About this task: Only a number is wanted here, namely how many lines of the data contain the string "that".

Exercise inputs:
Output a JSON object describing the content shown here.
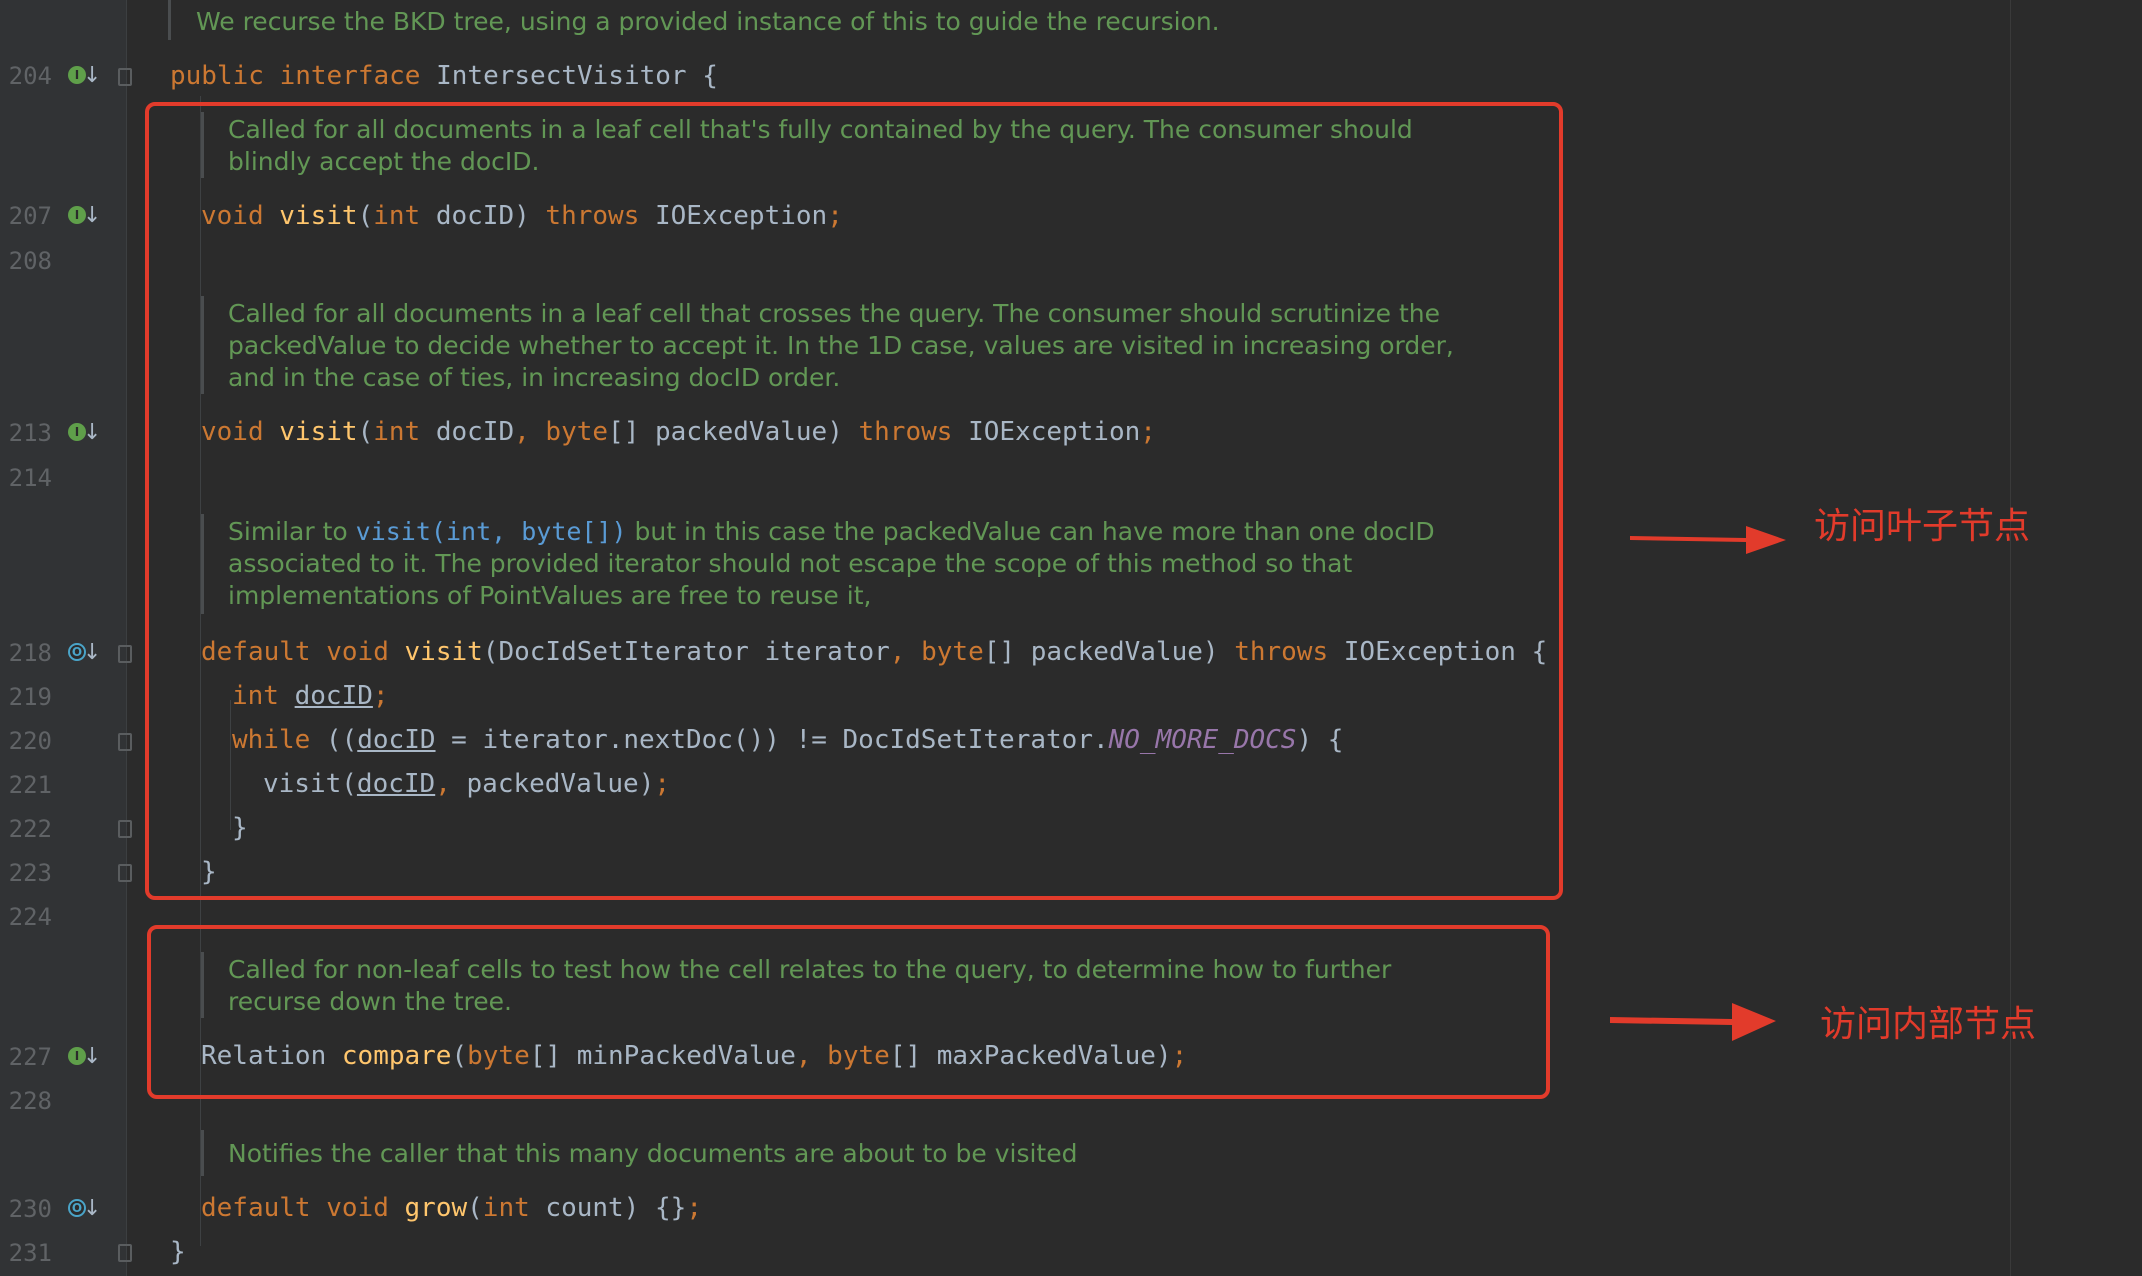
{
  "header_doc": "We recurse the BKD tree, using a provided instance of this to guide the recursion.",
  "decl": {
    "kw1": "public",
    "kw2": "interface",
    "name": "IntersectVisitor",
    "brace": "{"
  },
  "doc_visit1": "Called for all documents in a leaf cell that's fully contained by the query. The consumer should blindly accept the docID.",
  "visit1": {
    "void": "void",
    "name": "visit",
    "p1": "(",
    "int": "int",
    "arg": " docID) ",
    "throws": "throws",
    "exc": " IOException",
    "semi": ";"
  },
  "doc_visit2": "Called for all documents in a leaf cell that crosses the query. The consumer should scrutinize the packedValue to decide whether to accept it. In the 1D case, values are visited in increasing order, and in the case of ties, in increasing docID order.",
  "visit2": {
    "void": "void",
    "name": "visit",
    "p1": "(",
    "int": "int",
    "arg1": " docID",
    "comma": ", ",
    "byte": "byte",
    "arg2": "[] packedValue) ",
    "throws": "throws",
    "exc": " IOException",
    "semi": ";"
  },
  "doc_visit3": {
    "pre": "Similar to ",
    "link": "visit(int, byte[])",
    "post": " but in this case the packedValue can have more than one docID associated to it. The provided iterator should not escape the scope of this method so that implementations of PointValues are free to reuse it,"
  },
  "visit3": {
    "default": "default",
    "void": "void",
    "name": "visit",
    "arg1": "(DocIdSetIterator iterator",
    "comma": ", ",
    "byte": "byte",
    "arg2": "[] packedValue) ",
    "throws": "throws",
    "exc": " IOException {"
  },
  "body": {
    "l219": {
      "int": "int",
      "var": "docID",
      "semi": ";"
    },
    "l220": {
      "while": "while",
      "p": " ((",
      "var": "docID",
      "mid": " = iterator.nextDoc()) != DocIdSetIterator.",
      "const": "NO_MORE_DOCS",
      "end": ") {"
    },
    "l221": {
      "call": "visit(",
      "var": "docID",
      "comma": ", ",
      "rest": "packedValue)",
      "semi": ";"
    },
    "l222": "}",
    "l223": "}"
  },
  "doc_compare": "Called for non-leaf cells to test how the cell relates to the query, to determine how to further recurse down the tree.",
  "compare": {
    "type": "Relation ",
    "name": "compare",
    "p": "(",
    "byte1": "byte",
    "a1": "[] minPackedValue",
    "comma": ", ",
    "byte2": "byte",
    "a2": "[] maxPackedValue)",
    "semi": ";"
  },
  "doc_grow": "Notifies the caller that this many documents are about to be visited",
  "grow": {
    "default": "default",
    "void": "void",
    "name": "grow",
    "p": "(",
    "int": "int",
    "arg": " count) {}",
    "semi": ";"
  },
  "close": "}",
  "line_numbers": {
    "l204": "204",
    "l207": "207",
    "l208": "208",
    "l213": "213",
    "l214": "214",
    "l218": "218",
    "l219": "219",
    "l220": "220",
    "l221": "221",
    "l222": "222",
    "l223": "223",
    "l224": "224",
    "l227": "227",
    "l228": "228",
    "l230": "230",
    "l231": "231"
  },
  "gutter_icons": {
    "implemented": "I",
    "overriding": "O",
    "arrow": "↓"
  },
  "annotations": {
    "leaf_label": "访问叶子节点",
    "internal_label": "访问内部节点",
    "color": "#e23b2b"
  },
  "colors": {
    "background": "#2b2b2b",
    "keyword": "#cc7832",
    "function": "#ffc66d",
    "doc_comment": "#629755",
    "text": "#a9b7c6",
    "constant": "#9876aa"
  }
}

Answer to the exercise: 4